The bottlebrush doesn’t need much, just the right things at the right time.
The bottlebrush plant requires at least 6 hours of sunlight to grow to its maximum potential. Before planting, scout a nice patch of soil that receives sunlight all year round. It shouldn’t be shadowed by a hedge or overgrown plant.
If you live in a colder climate that receives snow during the winters, plant the bottlebrush in a container or pot. You can move your plant around your yard according to the sunlight each area receives. And when the snow comes rolling down, take your plant indoors to protect it from the cold.
The bottlebrush is drought-resistant so it can survive a few days without or little water. That doesn’t mean you should neglect it! Regularly water the plant when it’s young. As it grows, you can switch your watering schedule to every week.
Your plant needs to develop a good root system for strength; you can enable that by watering deeply each time. Consider using a watering hose, it’s cost-efficient and saves up water!
The bottlebrush thrives in slightly alkaline soil, but it’s not a picky plant when it comes to soil type. The bottlebrush grows equally well in sandy soil and clay soil. To give the best care to your plant, ensure the soil pH is between 5.5 and 7.
It prefers well-drained soil; soggy soil can lead to fungal infections. Nutrient-rich soil is beneficial to the growth of your bottlebrush. You can enhance the soil by adding compost. Before doing that, remove any mulch from around the plant. Place it over dry soil to prevent water evaporation.
Working with sandy soil can be tricky; you want the root to permeate for better grip. Add perlite over sandy soil and some mulch to hold in the moisture.
Take your plant care the extra mile by giving the best fertilizer. What the soil can’t provide in terms of nutrients, the fertilizer definitely will. Give the first round to a young bottlebrush during early or late spring. The plant won’t need any fertilizer during the winter as no growth takes place during this time.
A fertilizer with high phosphorus will grow brighter flowers. If you’re still not satisfied with the flowers, give the plant liquid fertilizer or bone meal for additional supplements. Follow instructions on the fertilizer bag if you’re unsure about how much to give to the bottlebrush.
Prune your bottlebrush regularly to train its growth. After every flowering, prune the young plants by snipping away the old flowers. Pruning before spring will ensure a healthier bloom of flowers.
You can train your bottlebrush to grow into a multi-stem shrub or a tree with the right pruning technique. A tree will need its drooping branches to be cut regularly, as they obstruct passageways. When pruned the right way, it will grow more flowers. Always remove suckers from the bottlebrush plant.

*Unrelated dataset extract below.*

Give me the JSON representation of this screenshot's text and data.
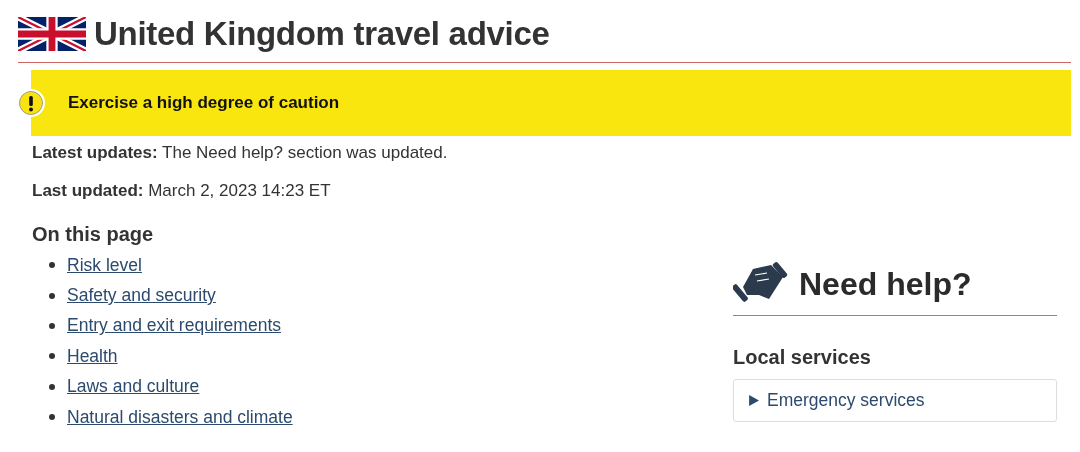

It’s best to remove any damaged or dead stems from the plant as they have completed their life cycle. Brown inner stems can be reversed by removing the outer parts. This will ensure sunlight reaches the innermost plant as well.
How To Save a Bottlebrush Tree
Is your bottlebrush not in the best of health? It could be due to the following culprits:
Though the bottlebrush is immune to most pests, insects like sawfly larvae, scale, and web moths render it defenseless. The pests harm the plant by eating away the foliage. The web moth is the most harmful as it forms cocoons and especially affects younger plants.
Keep an eye on young bottlebrushes, if you see any leaves webbed together into a cocoon, immediately remove and dispose of them. This will prevent any larvae from spreading. Take care of your plant by applying neem oil or azadirachtin spray.
Many diseases can affect the bottlebrush but the main culprit behind most of them is overwatering. Root rot, powdery mildew, and leaf spots are all fungal growths that develop due to damp soil.
A bottlebrush suffering from fungal disease will lose its chlorophyll (its greenness) and eventually die. The best cure to this is withholding any water.
Only water the plant when it needs it. If the soil is still damp then avoid watering. The plant can be saved by pruning the damaged parts, make sure to sterilize the shears to prevent cross-contamination.
Watering foliage can lead to leaf spots, which is limited to a couple of leaves but won’t cause much harm. Prevent leaf spots from spreading by making sure the plant has enough airflow to let the leaves dry.